Prayer is a vital aspect of mission trips—both in the preparation and in the going and doing and in the coming back and choosing beauty over heartbreak. It’s important for our team to be in prayer, but it is also important for us to have a team of prayer warriors Stateside as well. I have loved hearing the kind words of readers, words of encouragement and love and understanding. You have all been such a blessing, but I need to ask one more favor of you:

I need your support. 
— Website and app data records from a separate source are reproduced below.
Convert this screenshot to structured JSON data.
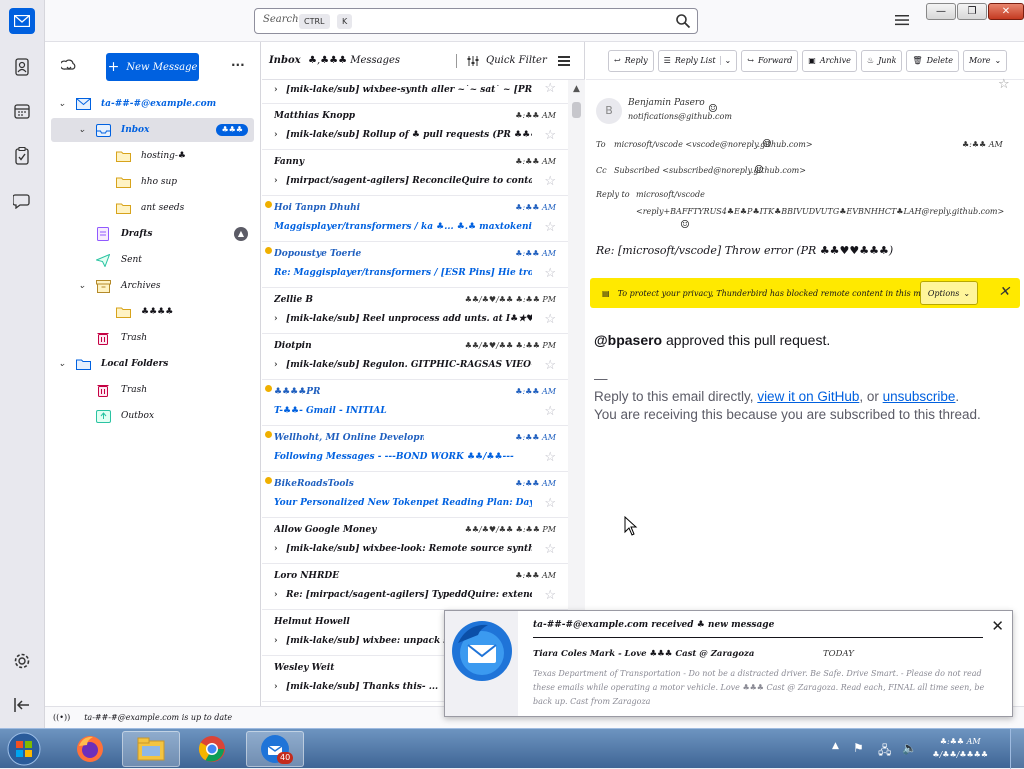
{
  "search": {
    "placeholder": "Search...",
    "key1": "CTRL",
    "key2": "K"
  },
  "window": {
    "min": "—",
    "max": "❐",
    "close": "✕"
  },
  "folder_pane": {
    "new_message": "New Message",
    "more": "···",
    "folders": [
      {
        "label": "ta-##-#@example.com",
        "level": 0,
        "icon": "mail-account-icon",
        "twisty": "down"
      },
      {
        "label": "Inbox",
        "level": 1,
        "icon": "inbox-icon",
        "twisty": "down",
        "badge": "♣♣♣",
        "selected": true
      },
      {
        "label": "hosting-♣",
        "level": 2,
        "icon": "folder-icon"
      },
      {
        "label": "hho sup",
        "level": 2,
        "icon": "folder-icon"
      },
      {
        "label": "ant seeds",
        "level": 2,
        "icon": "folder-icon"
      },
      {
        "label": "Drafts",
        "level": 1,
        "icon": "drafts-icon",
        "badge": "▲",
        "badge_grey": true
      },
      {
        "label": "Sent",
        "level": 1,
        "icon": "sent-icon"
      },
      {
        "label": "Archives",
        "level": 1,
        "icon": "archive-icon",
        "twisty": "down"
      },
      {
        "label": "♣♣♣♣",
        "level": 2,
        "icon": "folder-icon"
      },
      {
        "label": "Trash",
        "level": 1,
        "icon": "trash-icon"
      },
      {
        "label": "Local Folders",
        "level": 0,
        "icon": "local-folders-icon",
        "twisty": "down"
      },
      {
        "label": "Trash",
        "level": 1,
        "icon": "trash-icon"
      },
      {
        "label": "Outbox",
        "level": 1,
        "icon": "outbox-icon"
      }
    ]
  },
  "thread_pane": {
    "folder_name": "Inbox",
    "count": "♣,♣♣♣ Messages",
    "quick_filter": "Quick Filter",
    "messages": [
      {
        "from": "",
        "date": "",
        "subject": "[mik-lake/sub] wixbee-synth aller ~`~ sat` ~ [PR -",
        "unread": false,
        "dot": false
      },
      {
        "from": "Matthias Knopp",
        "date": "♣:♣♣ AM",
        "subject": "[mik-lake/sub] Rollup of ♣ pull requests (PR ♣♣♣★♣...",
        "unread": false,
        "dot": false
      },
      {
        "from": "Fanny",
        "date": "♣:♣♣ AM",
        "subject": "[mirpact/sagent-agilers] ReconcileQuire to contain. ulltt. ronip...",
        "unread": false,
        "dot": false
      },
      {
        "from": "Hoi Tanpn Dhuhi",
        "date": "♣:♣♣ AM",
        "subject": "Maggisplayer/transformers / ka ♣... ♣.♣ maxtokenizer. Tensors, hu...",
        "unread": true,
        "dot": true
      },
      {
        "from": "Dopoustye Toerie",
        "date": "♣:♣♣ AM",
        "subject": "Re: Maggisplayer/transformers / [ESR Pins] Hie tron hoque ♣...",
        "unread": true,
        "dot": true
      },
      {
        "from": "Zellie B",
        "date": "♣♣/♣♥/♣♣ ♣:♣♣ PM",
        "subject": "[mik-lake/sub] Reel unprocess add unts. at I♣★♥★♣♣ (...",
        "unread": false,
        "dot": false
      },
      {
        "from": "Diotpin",
        "date": "♣♣/♣♥/♣♣ ♣:♣♣ PM",
        "subject": "[mik-lake/sub] Regulon. GITPHIC-RAGSAS VIEO-...",
        "unread": false,
        "dot": false
      },
      {
        "from": "♣♣♣♣PR",
        "date": "♣:♣♣ AM",
        "subject": "T-♣♣- Gmail - INITIAL",
        "unread": true,
        "dot": true
      },
      {
        "from": "Wellhoht, MI Online Development",
        "date": "♣:♣♣ AM",
        "subject": "Following Messages - ---BOND WORK ♣♣/♣♣---",
        "unread": true,
        "dot": true
      },
      {
        "from": "BikeRoadsTools",
        "date": "♣:♣♣ AM",
        "subject": "Your Personalized New Tokenpet Reading Plan: Day 5",
        "unread": true,
        "dot": true
      },
      {
        "from": "Allow Google Money",
        "date": "♣♣/♣♥/♣♣ ♣:♣♣ PM",
        "subject": "[mik-lake/sub] wixbee-look: Remote source synthesis. (PR -...",
        "unread": false,
        "dot": false
      },
      {
        "from": "Loro NHRDE",
        "date": "♣:♣♣ AM",
        "subject": "Re: [mirpact/sagent-agilers] TypeddQuire: extend typed loop...",
        "unread": false,
        "dot": false
      },
      {
        "from": "Helmut Howell",
        "date": "♣",
        "subject": "[mik-lake/sub] wixbee: unpack small br...",
        "unread": false,
        "dot": false
      },
      {
        "from": "Wesley Weit",
        "date": "",
        "subject": "[mik-lake/sub] Thanks this- ...",
        "unread": false,
        "dot": false
      }
    ]
  },
  "reading_pane": {
    "buttons": {
      "reply": "Reply",
      "reply_list": "Reply List",
      "forward": "Forward",
      "archive": "Archive",
      "junk": "Junk",
      "delete": "Delete",
      "more": "More"
    },
    "from_name": "Benjamin Pasero",
    "from_email": "notifications@github.com",
    "to_label": "To",
    "to_value": "microsoft/vscode <vscode@noreply.github.com>",
    "date": "♣:♣♣ AM",
    "cc_label": "Cc",
    "cc_value": "Subscribed <subscribed@noreply.github.com>",
    "reply_to_label": "Reply to",
    "reply_to_value1": "microsoft/vscode",
    "reply_to_value2": "<reply+BAFFTYRUS4♣E♣P♣ITK♣BBIVUDVUTG♣EVBNHHCT♣LAH@reply.github.com>",
    "subject": "Re: [microsoft/vscode] Throw error (PR ♣♣♥♥♣♣♣)",
    "notice_text": "To protect your privacy, Thunderbird has blocked remote content in this message.",
    "options_label": "Options",
    "body_user": "@bpasero",
    "body_action": " approved this pull request.",
    "body_sep": "—",
    "body_reply_pre": "Reply to this email directly, ",
    "body_link1": "view it on GitHub",
    "body_mid": ", or ",
    "body_link2": "unsubscribe",
    "body_end": ".",
    "body_reason": "You are receiving this because you are subscribed to this thread."
  },
  "status_bar": {
    "text": "ta-##-#@example.com is up to date"
  },
  "popup": {
    "title": "ta-##-#@example.com received ♣ new message",
    "from": "Tiara Coles Mark - Love ♣♣♣ Cast @ Zaragoza",
    "date": "TODAY",
    "preview": "Texas Department of Transportation - Do not be a distracted driver. Be Safe. Drive Smart. - Please do not read these emails while operating a motor vehicle. Love ♣♣♣ Cast @ Zaragoza. Read each, FINAL all time seen, be back up. Cast from Zaragoza"
  },
  "taskbar": {
    "badge": "40",
    "clock_time": "♣:♣♣ AM",
    "clock_date": "♣/♣♣/♣♣♣♣"
  },
  "colors": {
    "accent": "#0061e0",
    "notice": "#ffe900",
    "unread": "#0061e0",
    "taskbar": "#4a72a4"
  }
}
I am a broke college kid, and I totally understand if you are unable to support me financially. [but if you can that would be awesome too and there’s a link to your right] Either way, I’d like to ask you to pray for me and for my team. We are just 10 days away from getting on a plane to the other side of the world, and we need prayer now more than ever. As a group, we have been struggling to raise the necessary funds for the trip. We have each encountered road blocks—sickness, nerves, fear of the unknown, difficulty in preparation—and it is crunch time. I hate using words like spiritual warfare because it makes me sound like one of those crazy Bible-thumping Christians that don’t like dancing or necklines that fall below the larynx and I couldn’t be farther from one of those if I tried…but spiritual warfare is a real and actual thing. I have seen it happen, and I have heard stories. The issue is addressed in scripture. The best example I can give is in Matthew 4 (verses 1-11), where Satan appears before Jesus in the desert. It’s very literal compared to the spiritual warfare of today; today, it can be difficult to see the difference between blessings from God and intentional harm. For example: I had to go to a doctor’s appointment and pick up a prescription last semester, and it took far longer than I anticipated. The line at the pharmacy was forever and a half long (read: 4 people in front of me, with only one worker). It maybe took ten minutes longer than normal, but when you are late to Dr. Sharp’s Intro to Student Ministry class every second counts. By the time I left and hit every red light between the pharmacy and the high way, I was extremely salty and extremely late. I was on my way to a freaking MINISTRY class. Surely, this is what spiritual warfare is, yes?

No. As I approached the ramp and sat at the red light (because of course), I watched a first responder team rip a person out of a car crash just before it rolled off the hill of the ramp. Someone had run a red light and hit the car turning left onto the I-26 on ramp, roughly ten minutes before I needed to make the same turn. It could have very easily been me, rolling down that embankment. But instead, I was only 5 minutes late to class.

This is just one example that blows my mind a little bit and is seriously humbling. Getting sick on a mission trip, cancelled flights, insufficient funds, broken down buses…any number of things can happen, and this is why we need you. Pray for safety, pray for peace, for health, for provision, for clear and distinct guidance.

Each day in Swaziland, I will try to provide a specific topic of prayer. I am not the best pray-er, and sometimes I don’t always know what to say. If you are the same way, do not fear! God accepts all kinds of prayers, no matter how unskilled or plain or short. Please keep us in you prayers in the next three weeks, until we are safely on the ground in the US. Thank you, thank you thank you.

10 days. 16 hours. 38 minutes.